“It’s not me, it’s you” is now a familiar MFA refrain when questions come up about deteriorating Australia-China relations. Typically, Australian ministers and officials reject this characterisation, reemphasise that Canberra won’t compromise on the points of contention, and highlight by way of a response what they consider to be Beijing’s malfeasance. Australia’s statement last month to the World Trade Organization Trade Policy Review of China is a case in point of such a diplomatic counterpunch. Other examples abound (here, here, and here).
However, the dynamic in the debate over Foreign Direct Investment (FDI) is a little different. Even though Australian ministers and officials might reject the claim that responsibility for declining Chinese FDI “fully rests with the Australian side”, they would also likely accept that Australian policy settings are playing a significant role. They would also likely judge that this decline in Chinese FDI wasn’t per se a negative development given that it is, at least to an extent, an unsurprising by-product of the growing emphasis on national security considerations in the Foreign Investment Review Board’s (FIRB) decision-making.

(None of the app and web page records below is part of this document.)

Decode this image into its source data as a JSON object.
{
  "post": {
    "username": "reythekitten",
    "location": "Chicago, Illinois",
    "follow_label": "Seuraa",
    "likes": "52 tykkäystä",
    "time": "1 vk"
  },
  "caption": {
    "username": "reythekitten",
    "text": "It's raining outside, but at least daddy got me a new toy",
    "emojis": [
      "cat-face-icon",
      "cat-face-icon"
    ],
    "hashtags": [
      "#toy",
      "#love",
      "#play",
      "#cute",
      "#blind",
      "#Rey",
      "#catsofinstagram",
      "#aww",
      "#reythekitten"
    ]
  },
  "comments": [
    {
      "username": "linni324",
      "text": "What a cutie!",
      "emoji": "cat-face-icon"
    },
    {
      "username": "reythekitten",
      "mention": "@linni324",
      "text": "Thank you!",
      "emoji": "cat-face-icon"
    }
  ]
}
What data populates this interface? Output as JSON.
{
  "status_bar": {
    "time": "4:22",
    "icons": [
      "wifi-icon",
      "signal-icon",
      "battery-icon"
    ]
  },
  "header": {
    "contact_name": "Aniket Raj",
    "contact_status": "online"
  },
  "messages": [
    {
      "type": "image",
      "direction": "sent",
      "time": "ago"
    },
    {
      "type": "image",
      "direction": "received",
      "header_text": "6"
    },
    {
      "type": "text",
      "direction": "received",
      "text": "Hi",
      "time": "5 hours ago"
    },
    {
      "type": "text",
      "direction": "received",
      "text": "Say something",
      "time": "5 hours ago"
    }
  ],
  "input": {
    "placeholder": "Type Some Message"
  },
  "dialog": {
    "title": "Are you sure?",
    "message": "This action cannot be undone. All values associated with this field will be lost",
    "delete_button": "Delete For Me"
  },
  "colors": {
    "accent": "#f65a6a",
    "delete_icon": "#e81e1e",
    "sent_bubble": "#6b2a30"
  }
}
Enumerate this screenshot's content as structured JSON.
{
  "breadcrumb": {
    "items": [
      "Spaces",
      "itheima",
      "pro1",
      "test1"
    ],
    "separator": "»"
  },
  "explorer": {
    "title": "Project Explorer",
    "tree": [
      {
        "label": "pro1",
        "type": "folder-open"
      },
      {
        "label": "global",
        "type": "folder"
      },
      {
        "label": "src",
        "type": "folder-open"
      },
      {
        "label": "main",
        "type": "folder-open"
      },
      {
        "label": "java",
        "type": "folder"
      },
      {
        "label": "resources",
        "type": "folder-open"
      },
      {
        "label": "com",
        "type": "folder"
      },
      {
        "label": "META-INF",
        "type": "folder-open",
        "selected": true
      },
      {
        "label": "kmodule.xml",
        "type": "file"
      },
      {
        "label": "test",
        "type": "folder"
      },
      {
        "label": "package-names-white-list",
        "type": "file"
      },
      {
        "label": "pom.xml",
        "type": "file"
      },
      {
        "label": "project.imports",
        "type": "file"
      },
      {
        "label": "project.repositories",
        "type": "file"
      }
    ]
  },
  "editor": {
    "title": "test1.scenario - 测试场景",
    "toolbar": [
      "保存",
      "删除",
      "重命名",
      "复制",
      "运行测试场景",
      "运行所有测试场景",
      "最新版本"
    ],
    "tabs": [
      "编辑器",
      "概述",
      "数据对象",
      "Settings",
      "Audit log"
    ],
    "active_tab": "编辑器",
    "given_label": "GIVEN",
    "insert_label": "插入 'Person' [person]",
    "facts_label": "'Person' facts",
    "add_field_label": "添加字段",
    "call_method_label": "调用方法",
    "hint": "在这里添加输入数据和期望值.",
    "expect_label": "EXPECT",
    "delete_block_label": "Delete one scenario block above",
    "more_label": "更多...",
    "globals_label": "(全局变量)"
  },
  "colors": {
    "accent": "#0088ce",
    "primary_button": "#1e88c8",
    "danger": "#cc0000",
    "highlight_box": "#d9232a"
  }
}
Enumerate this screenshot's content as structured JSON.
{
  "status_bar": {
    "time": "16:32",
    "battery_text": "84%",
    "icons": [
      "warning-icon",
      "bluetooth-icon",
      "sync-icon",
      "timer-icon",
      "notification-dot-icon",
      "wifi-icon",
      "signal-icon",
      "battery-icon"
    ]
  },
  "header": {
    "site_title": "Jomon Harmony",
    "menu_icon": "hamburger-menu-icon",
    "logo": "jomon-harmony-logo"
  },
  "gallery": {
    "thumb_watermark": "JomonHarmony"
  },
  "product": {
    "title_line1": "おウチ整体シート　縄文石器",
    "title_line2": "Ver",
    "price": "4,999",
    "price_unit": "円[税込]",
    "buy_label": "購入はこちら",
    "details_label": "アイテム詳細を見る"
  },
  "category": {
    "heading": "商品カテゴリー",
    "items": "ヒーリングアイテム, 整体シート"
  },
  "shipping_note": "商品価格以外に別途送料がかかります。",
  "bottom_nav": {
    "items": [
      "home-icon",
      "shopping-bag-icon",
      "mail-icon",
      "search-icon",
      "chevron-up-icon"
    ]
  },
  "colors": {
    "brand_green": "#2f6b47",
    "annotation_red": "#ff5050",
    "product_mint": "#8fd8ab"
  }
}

As FIRB’s Chair David Irvine observed recently: “Australia is actually not alone in taking greater account of national security issues in its investment regimes.”
The Minister for Trade, Tourism and Investment Dan Tehan has expressed optimism that the easing of border restrictions will be a positive development for Chinese FDI in Australia. Speaking last week to CNBC, the Minister said: “We’ve seen FDI drop by over 50 per cent as a result of the pandemic, but there’s a real hunger and appetite out there from investors, from the commercial sector, to look at Australia and get back investing in big numbers in Australia again. So, the reopening of Australia is important for our economic relationship with China as it is with every country across the globe.”
But even if 2022 sees an uptick, Chinese FDI into Australia is likely to face strong and long-lasting headwinds given FIRB’s greater emphasis on national security considerations combined with Beijing’s efforts to foster a stronger alignment between the Party-state and the country’s corporate sector. So, China might continue blaming Australia for these slumping FDI flows. But unlike other negative metrics of the Australia-China relationship, Canberra is unlikely to see a strong rationale for trying to dramatically change the trendline.
As always, thank you for reading and please excuse any errors (typographical or otherwise). Any and all objections, criticisms, and corrections are very much appreciated.